(Input for this task Opens)

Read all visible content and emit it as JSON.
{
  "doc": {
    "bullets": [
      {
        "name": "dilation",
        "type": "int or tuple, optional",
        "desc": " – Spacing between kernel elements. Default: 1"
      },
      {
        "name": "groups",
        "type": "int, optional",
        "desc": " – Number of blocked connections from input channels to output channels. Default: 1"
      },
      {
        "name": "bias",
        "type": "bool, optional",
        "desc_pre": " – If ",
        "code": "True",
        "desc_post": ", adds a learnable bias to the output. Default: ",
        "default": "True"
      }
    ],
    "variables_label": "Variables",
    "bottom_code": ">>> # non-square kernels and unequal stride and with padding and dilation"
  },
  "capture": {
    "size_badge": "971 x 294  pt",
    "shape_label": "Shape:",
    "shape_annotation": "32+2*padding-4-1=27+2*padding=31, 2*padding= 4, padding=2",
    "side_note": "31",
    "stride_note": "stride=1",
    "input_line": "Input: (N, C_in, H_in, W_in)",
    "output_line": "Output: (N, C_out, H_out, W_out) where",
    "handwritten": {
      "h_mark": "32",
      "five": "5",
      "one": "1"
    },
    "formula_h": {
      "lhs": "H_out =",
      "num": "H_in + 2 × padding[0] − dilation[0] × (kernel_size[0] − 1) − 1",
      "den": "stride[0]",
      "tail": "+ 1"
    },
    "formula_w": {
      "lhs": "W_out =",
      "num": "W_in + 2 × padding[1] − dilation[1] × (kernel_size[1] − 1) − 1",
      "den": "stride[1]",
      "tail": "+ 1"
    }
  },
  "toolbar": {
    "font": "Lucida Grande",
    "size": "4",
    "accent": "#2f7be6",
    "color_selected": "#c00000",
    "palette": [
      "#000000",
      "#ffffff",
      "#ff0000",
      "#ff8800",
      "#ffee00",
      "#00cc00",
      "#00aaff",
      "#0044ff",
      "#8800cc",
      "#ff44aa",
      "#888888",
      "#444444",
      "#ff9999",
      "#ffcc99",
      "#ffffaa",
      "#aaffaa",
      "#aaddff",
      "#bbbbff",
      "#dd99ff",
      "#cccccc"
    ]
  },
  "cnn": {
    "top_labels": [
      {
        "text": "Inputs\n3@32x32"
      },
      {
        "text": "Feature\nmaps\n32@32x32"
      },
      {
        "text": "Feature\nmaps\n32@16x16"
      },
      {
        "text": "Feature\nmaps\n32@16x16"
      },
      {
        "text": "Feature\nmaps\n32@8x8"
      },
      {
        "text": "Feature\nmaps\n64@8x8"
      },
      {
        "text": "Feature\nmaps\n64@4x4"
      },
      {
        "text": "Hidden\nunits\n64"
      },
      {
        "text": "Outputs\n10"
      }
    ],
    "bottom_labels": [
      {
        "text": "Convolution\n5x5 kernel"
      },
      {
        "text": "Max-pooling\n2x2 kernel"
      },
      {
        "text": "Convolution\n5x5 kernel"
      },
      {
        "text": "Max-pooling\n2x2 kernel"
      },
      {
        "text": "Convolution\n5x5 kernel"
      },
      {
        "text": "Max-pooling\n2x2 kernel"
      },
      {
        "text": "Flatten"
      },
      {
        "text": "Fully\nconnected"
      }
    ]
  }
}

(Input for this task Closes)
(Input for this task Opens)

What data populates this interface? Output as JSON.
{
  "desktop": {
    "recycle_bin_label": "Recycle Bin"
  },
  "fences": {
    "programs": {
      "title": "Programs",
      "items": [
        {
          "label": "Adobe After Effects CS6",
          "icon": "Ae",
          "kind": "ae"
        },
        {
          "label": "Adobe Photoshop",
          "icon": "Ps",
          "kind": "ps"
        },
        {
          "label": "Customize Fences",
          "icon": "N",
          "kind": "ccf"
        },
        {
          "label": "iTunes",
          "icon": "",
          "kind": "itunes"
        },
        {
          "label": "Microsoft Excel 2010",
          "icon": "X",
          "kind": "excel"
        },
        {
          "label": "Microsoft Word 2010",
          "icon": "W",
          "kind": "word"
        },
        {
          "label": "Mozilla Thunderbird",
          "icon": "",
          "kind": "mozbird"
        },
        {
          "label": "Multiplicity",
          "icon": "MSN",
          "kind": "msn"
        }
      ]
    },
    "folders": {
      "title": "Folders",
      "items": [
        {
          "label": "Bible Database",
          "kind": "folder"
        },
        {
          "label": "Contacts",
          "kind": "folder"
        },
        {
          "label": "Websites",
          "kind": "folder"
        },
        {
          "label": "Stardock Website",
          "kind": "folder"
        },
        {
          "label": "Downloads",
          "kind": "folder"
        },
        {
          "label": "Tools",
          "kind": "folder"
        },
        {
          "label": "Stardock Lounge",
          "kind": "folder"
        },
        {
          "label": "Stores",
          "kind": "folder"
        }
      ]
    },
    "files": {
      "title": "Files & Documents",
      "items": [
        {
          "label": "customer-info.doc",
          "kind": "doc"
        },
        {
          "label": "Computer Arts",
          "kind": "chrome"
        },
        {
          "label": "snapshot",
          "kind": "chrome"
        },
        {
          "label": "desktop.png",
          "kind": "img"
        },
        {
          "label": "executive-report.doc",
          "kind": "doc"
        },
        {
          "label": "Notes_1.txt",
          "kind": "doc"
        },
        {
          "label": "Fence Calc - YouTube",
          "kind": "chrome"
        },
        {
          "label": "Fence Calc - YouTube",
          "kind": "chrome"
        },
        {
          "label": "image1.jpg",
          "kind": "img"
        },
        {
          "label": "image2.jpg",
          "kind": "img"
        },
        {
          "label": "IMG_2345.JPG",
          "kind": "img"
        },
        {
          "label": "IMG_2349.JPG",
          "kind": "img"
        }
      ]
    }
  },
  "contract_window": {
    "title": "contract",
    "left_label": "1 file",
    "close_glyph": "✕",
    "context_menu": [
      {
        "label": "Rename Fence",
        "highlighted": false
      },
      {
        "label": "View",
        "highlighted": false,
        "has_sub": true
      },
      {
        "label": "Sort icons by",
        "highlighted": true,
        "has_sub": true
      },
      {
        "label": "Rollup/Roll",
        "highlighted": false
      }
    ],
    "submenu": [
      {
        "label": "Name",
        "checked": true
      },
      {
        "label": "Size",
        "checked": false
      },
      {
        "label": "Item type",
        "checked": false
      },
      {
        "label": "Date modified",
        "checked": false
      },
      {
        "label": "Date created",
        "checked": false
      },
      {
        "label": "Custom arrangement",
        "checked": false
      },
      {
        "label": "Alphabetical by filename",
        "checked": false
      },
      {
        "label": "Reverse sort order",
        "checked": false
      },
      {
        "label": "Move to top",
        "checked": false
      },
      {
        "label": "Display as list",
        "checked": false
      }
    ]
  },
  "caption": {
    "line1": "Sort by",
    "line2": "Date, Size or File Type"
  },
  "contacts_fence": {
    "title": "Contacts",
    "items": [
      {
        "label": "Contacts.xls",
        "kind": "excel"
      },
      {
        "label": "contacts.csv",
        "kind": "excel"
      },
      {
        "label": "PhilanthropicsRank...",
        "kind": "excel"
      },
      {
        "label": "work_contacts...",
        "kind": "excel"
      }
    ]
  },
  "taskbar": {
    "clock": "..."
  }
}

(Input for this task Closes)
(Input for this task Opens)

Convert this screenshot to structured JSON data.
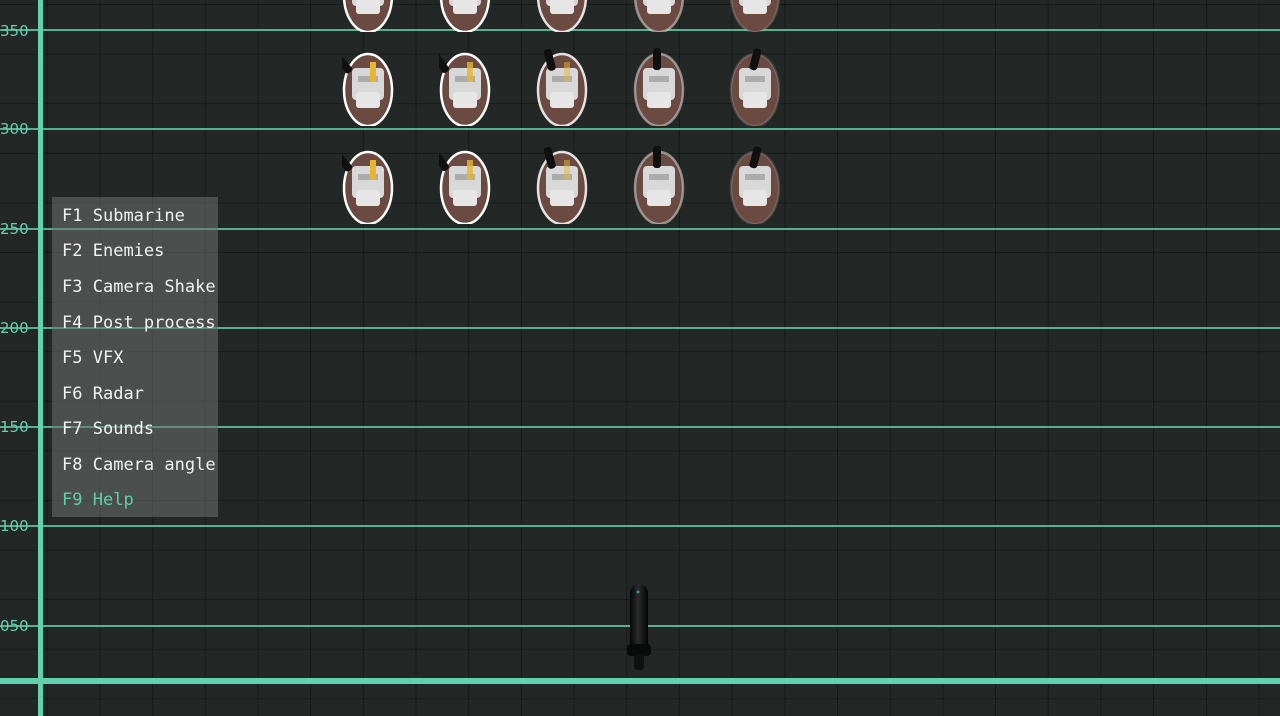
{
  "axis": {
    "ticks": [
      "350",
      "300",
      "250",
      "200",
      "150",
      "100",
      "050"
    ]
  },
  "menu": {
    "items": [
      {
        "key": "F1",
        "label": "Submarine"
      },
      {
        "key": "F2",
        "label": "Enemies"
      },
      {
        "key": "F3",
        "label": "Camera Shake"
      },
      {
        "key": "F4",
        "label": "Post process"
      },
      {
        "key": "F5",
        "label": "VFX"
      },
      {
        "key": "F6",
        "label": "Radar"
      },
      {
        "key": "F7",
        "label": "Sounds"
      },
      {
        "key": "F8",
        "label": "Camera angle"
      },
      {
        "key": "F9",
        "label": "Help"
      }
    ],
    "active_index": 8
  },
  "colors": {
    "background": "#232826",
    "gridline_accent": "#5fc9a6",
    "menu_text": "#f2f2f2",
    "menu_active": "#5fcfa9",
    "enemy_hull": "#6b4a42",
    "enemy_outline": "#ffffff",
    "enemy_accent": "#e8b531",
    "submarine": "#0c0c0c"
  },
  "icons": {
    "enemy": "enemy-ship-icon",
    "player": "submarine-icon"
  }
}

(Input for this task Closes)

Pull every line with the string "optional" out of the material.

        "type": "int or tuple, optional",
        "type": "int, optional",
        "type": "bool, optional",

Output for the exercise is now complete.